Costa and Cunningham, who worked as designers at Amazon’s Seattle headquarters, were part of a small group of employees who wanted the company to do more to address its climate impact. The group, Amazon Employees for Climate Justice, got more than 8,700 colleagues to support its efforts.

After Amazon told them that they had violated its external communications policy by speaking publicly about the business, their group organized 400 employees to also speak out, purposely violating the policy to make a point.

They also began raising concerns about safety in Amazon’s warehouses at the start of the pandemic. Amazon fired Costa and Cunningham in April 2020.

The labor board also upheld a complaint involving Jonathan Bailey, a co-founder of Amazonians United, a labor advocacy group. The agency filed a complaint against Amazon based on Bailey’s accusation that the company broke the law when it interrogated him after a walkout last year at the Queens, New York, warehouse where he works.

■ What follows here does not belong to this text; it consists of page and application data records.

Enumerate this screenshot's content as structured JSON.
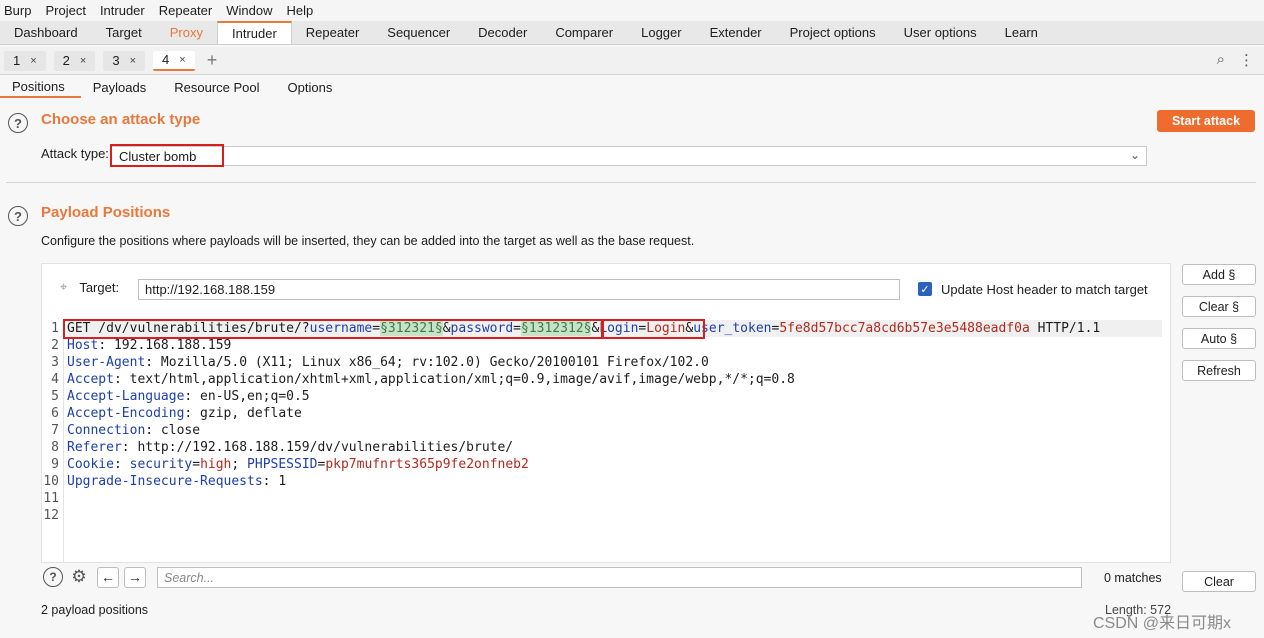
{
  "menu": [
    "Burp",
    "Project",
    "Intruder",
    "Repeater",
    "Window",
    "Help"
  ],
  "main_tabs": [
    {
      "label": "Dashboard",
      "state": "normal"
    },
    {
      "label": "Target",
      "state": "normal"
    },
    {
      "label": "Proxy",
      "state": "orange"
    },
    {
      "label": "Intruder",
      "state": "active"
    },
    {
      "label": "Repeater",
      "state": "normal"
    },
    {
      "label": "Sequencer",
      "state": "normal"
    },
    {
      "label": "Decoder",
      "state": "normal"
    },
    {
      "label": "Comparer",
      "state": "normal"
    },
    {
      "label": "Logger",
      "state": "normal"
    },
    {
      "label": "Extender",
      "state": "normal"
    },
    {
      "label": "Project options",
      "state": "normal"
    },
    {
      "label": "User options",
      "state": "normal"
    },
    {
      "label": "Learn",
      "state": "normal"
    }
  ],
  "attack_tabs": [
    "1",
    "2",
    "3",
    "4"
  ],
  "attack_tabs_close": "×",
  "attack_tab_add": "+",
  "section_tabs": [
    "Positions",
    "Payloads",
    "Resource Pool",
    "Options"
  ],
  "attack_type_section": {
    "title": "Choose an attack type",
    "label": "Attack type:",
    "value": "Cluster bomb",
    "start_button": "Start attack"
  },
  "payload_section": {
    "title": "Payload Positions",
    "description": "Configure the positions where payloads will be inserted, they can be added into the target as well as the base request.",
    "target_label": "Target:",
    "target_value": "http://192.168.188.159",
    "update_host_label": "Update Host header to match target",
    "update_host_checked": true
  },
  "side_buttons": [
    "Add §",
    "Clear §",
    "Auto §",
    "Refresh"
  ],
  "request_lines": [
    [
      "1",
      [
        [
          "t",
          "GET /dv/vulnerabilities/brute/?"
        ],
        [
          "b",
          "username"
        ],
        [
          "t",
          "="
        ],
        [
          "p",
          "§312321§"
        ],
        [
          "t",
          "&"
        ],
        [
          "b",
          "password"
        ],
        [
          "t",
          "="
        ],
        [
          "p",
          "§1312312§"
        ],
        [
          "t",
          "&"
        ],
        [
          "b",
          "Login"
        ],
        [
          "t",
          "="
        ],
        [
          "r",
          "Login"
        ],
        [
          "t",
          "&"
        ],
        [
          "b",
          "user_token"
        ],
        [
          "t",
          "="
        ],
        [
          "r",
          "5fe8d57bcc7a8cd6b57e3e5488eadf0a"
        ],
        [
          "t",
          " HTTP/1.1"
        ]
      ]
    ],
    [
      "2",
      [
        [
          "b",
          "Host"
        ],
        [
          "t",
          ": 192.168.188.159"
        ]
      ]
    ],
    [
      "3",
      [
        [
          "b",
          "User-Agent"
        ],
        [
          "t",
          ": Mozilla/5.0 (X11; Linux x86_64; rv:102.0) Gecko/20100101 Firefox/102.0"
        ]
      ]
    ],
    [
      "4",
      [
        [
          "b",
          "Accept"
        ],
        [
          "t",
          ": text/html,application/xhtml+xml,application/xml;q=0.9,image/avif,image/webp,*/*;q=0.8"
        ]
      ]
    ],
    [
      "5",
      [
        [
          "b",
          "Accept-Language"
        ],
        [
          "t",
          ": en-US,en;q=0.5"
        ]
      ]
    ],
    [
      "6",
      [
        [
          "b",
          "Accept-Encoding"
        ],
        [
          "t",
          ": gzip, deflate"
        ]
      ]
    ],
    [
      "7",
      [
        [
          "b",
          "Connection"
        ],
        [
          "t",
          ": close"
        ]
      ]
    ],
    [
      "8",
      [
        [
          "b",
          "Referer"
        ],
        [
          "t",
          ": http://192.168.188.159/dv/vulnerabilities/brute/"
        ]
      ]
    ],
    [
      "9",
      [
        [
          "b",
          "Cookie"
        ],
        [
          "t",
          ": "
        ],
        [
          "b",
          "security"
        ],
        [
          "t",
          "="
        ],
        [
          "r",
          "high"
        ],
        [
          "t",
          "; "
        ],
        [
          "b",
          "PHPSESSID"
        ],
        [
          "t",
          "="
        ],
        [
          "r",
          "pkp7mufnrts365p9fe2onfneb2"
        ]
      ]
    ],
    [
      "10",
      [
        [
          "b",
          "Upgrade-Insecure-Requests"
        ],
        [
          "t",
          ": 1"
        ]
      ]
    ],
    [
      "11",
      []
    ],
    [
      "12",
      []
    ]
  ],
  "search": {
    "placeholder": "Search...",
    "matches": "0 matches",
    "clear_label": "Clear"
  },
  "status": {
    "payload_positions": "2 payload positions",
    "length": "Length: 572"
  },
  "watermark": "CSDN @来日可期x",
  "help_glyph": "?",
  "colors": {
    "accent": "#e8783c",
    "highlight_box": "#d61f1f",
    "payload_bg": "#c6e2c8"
  }
}
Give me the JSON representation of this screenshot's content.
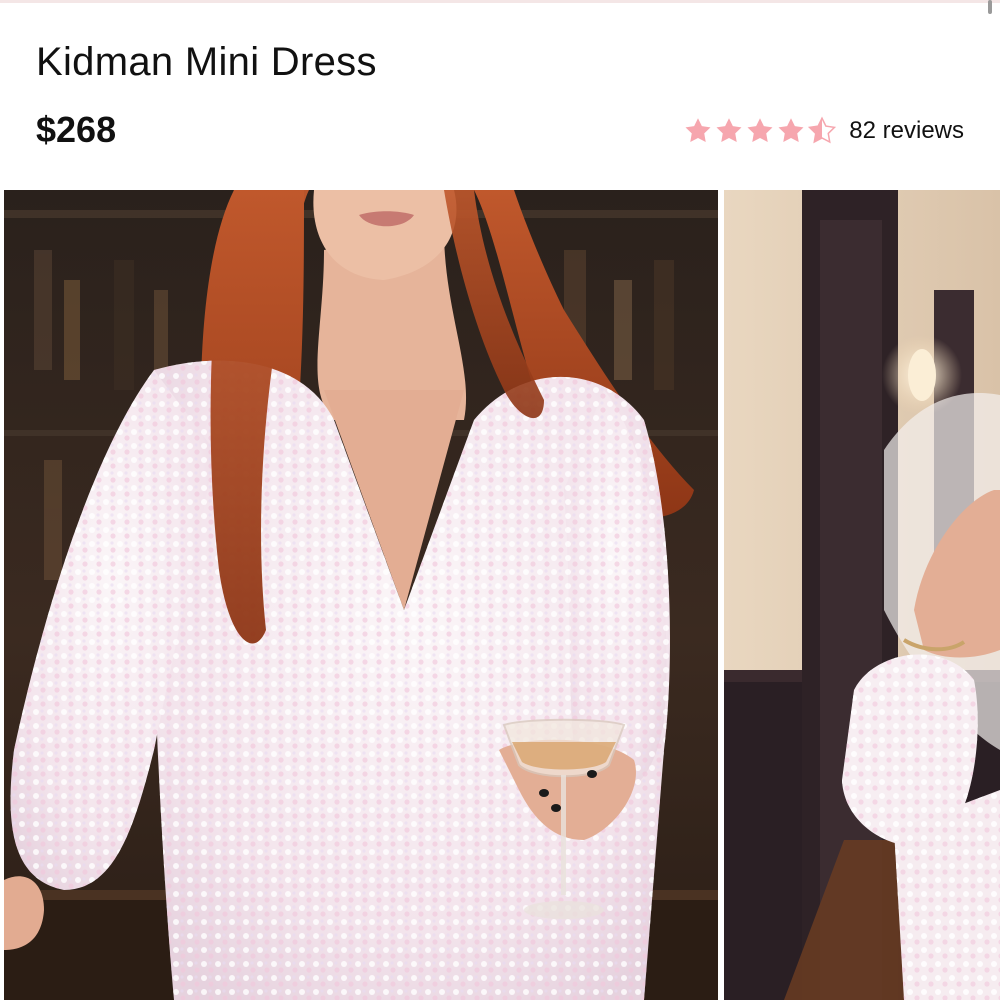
{
  "product": {
    "title": "Kidman Mini Dress",
    "price": "$268"
  },
  "rating": {
    "value": 4.5,
    "max": 5,
    "reviews_label": "82 reviews",
    "star_icon": "star-icon",
    "star_color": "#f6a6ae",
    "star_empty_color": "#f7d9dc"
  },
  "gallery": {
    "images": [
      {
        "name": "product-photo-main"
      },
      {
        "name": "product-photo-secondary"
      }
    ]
  },
  "colors": {
    "text": "#111111",
    "dress": "#f7eef2",
    "hair": "#b04a20"
  }
}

Amazon settled Bailey’s case, without admitting wrongdoing, and agreed to post notices informing employees of their rights in the break room. Anderson, the Amazon spokeswoman, said the company disagreed with allegations made in Bailey’s case.